▶ Work to be completed:
Look through the data below, tally the lines where "mesa" occurs, and write the total alone.

==== Information given ====

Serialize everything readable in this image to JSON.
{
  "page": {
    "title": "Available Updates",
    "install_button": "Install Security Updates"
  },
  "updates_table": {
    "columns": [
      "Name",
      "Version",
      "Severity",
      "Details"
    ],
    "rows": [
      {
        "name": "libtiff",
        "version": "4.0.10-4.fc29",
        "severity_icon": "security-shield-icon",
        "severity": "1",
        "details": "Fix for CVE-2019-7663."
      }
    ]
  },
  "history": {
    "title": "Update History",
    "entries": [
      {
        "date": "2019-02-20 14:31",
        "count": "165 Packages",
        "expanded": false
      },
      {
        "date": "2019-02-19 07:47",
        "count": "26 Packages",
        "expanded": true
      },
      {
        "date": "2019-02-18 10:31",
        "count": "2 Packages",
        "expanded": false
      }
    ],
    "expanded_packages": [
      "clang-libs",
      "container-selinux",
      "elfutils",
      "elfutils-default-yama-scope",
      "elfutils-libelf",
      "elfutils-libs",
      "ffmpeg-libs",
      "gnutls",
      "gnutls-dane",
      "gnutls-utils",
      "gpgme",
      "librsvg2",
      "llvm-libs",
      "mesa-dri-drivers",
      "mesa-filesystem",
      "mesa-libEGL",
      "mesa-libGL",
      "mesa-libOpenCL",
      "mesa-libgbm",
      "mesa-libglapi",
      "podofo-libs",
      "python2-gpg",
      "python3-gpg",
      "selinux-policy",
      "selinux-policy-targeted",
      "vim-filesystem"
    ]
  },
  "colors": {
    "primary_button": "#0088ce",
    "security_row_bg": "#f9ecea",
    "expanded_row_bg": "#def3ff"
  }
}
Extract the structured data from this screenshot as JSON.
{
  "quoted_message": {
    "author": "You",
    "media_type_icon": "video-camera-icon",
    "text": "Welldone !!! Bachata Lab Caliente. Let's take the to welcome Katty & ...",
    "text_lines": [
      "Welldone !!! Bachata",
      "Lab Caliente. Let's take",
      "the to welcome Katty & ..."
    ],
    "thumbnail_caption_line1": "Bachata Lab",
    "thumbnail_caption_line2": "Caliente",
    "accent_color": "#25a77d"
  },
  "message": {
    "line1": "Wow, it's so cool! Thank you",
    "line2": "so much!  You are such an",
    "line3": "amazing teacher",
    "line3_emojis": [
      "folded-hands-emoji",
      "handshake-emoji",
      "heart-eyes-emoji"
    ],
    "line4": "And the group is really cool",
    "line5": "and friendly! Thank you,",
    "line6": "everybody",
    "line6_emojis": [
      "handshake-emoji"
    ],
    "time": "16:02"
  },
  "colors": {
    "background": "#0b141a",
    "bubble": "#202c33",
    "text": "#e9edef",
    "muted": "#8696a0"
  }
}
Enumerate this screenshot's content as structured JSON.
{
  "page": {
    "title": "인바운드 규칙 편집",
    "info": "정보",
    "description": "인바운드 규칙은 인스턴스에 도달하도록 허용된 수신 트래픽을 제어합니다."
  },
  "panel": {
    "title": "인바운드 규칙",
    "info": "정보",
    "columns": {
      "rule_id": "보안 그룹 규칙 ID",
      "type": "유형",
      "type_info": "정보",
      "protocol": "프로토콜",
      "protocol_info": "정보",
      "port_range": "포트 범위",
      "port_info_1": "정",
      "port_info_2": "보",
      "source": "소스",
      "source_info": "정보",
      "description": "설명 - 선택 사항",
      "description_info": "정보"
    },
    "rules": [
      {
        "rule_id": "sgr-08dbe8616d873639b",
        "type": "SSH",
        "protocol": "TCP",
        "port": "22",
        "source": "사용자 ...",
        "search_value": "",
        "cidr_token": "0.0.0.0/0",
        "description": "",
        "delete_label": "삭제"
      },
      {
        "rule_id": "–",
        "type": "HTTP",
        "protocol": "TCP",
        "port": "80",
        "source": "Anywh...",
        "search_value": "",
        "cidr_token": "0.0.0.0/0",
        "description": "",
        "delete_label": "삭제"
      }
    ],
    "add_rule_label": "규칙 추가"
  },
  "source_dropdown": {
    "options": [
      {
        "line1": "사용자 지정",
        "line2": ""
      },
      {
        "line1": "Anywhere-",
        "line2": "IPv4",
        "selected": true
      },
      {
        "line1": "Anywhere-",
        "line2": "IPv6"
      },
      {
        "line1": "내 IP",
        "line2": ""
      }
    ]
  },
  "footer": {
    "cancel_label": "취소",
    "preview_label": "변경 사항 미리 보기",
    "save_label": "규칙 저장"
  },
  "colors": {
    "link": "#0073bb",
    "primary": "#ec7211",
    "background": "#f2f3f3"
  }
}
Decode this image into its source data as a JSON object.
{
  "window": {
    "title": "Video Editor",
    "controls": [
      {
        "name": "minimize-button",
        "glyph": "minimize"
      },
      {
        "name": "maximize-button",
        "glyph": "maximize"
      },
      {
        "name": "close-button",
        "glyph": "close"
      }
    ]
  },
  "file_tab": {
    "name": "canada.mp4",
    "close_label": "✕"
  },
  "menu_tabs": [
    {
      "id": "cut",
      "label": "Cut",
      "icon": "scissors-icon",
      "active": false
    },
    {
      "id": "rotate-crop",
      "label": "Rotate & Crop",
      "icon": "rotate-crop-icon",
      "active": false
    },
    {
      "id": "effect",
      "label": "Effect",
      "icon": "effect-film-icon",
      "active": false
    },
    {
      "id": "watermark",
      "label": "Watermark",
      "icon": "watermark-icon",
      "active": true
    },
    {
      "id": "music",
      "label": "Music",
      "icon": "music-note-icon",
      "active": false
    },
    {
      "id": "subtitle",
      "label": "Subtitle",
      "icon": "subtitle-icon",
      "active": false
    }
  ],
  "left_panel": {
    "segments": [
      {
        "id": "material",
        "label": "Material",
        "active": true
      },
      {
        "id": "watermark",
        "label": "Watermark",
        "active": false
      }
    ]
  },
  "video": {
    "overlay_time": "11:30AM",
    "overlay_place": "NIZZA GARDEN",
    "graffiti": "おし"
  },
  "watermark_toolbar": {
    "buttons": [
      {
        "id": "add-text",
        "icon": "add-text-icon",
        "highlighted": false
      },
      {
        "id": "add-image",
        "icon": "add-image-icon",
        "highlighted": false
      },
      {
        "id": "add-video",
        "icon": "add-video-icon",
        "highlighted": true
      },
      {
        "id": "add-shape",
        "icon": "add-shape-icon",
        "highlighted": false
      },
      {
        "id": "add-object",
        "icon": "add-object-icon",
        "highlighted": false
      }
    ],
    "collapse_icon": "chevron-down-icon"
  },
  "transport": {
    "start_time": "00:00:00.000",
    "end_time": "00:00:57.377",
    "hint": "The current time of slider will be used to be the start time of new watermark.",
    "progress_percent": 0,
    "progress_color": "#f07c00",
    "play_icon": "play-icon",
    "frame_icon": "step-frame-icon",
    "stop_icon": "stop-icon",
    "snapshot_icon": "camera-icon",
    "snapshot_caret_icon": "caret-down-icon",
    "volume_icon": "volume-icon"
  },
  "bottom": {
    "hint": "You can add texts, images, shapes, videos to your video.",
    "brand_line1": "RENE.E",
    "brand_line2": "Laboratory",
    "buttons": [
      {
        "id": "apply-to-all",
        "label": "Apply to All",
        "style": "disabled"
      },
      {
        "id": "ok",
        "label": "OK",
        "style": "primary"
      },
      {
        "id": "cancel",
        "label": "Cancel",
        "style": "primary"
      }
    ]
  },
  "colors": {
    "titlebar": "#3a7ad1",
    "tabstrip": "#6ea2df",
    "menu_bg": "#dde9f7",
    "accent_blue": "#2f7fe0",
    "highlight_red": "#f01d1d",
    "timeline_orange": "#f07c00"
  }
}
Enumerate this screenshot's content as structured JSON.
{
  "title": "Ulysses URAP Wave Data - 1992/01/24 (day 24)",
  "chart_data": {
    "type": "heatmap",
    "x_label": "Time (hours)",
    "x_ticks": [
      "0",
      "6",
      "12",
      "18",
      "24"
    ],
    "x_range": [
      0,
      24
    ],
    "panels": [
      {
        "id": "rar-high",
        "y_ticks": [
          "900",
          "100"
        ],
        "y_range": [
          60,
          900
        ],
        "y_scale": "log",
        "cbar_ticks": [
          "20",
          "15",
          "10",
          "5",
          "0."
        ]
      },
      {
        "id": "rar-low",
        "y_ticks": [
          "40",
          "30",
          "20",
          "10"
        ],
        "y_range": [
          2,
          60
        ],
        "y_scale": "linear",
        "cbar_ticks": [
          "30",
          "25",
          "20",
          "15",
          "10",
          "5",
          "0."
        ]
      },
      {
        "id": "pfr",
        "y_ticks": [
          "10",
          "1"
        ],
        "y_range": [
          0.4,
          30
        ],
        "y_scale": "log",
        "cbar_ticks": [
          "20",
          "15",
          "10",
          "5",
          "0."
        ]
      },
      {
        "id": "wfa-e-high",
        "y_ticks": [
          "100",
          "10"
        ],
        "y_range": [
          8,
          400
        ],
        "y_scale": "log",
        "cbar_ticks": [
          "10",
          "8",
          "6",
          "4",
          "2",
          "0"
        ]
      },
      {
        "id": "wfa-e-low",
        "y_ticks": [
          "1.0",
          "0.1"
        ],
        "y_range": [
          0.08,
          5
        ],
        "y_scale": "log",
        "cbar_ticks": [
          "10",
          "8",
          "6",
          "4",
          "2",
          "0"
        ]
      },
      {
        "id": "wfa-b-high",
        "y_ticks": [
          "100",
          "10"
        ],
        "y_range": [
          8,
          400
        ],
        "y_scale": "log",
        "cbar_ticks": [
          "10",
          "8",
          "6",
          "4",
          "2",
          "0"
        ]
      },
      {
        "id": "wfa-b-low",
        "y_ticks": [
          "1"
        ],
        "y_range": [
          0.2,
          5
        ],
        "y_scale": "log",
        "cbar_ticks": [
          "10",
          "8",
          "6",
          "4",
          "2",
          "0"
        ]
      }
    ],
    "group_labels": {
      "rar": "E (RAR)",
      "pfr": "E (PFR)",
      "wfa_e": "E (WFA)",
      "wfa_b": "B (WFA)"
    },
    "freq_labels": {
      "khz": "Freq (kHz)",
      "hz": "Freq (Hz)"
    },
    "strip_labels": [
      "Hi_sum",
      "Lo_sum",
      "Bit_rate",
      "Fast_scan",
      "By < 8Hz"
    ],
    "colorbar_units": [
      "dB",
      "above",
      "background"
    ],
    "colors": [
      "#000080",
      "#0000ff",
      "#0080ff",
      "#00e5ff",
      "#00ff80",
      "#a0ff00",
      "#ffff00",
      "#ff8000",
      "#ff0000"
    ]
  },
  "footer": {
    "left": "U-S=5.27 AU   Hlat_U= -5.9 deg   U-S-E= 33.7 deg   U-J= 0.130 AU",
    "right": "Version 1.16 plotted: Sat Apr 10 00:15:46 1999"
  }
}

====

▶ Completed task:
7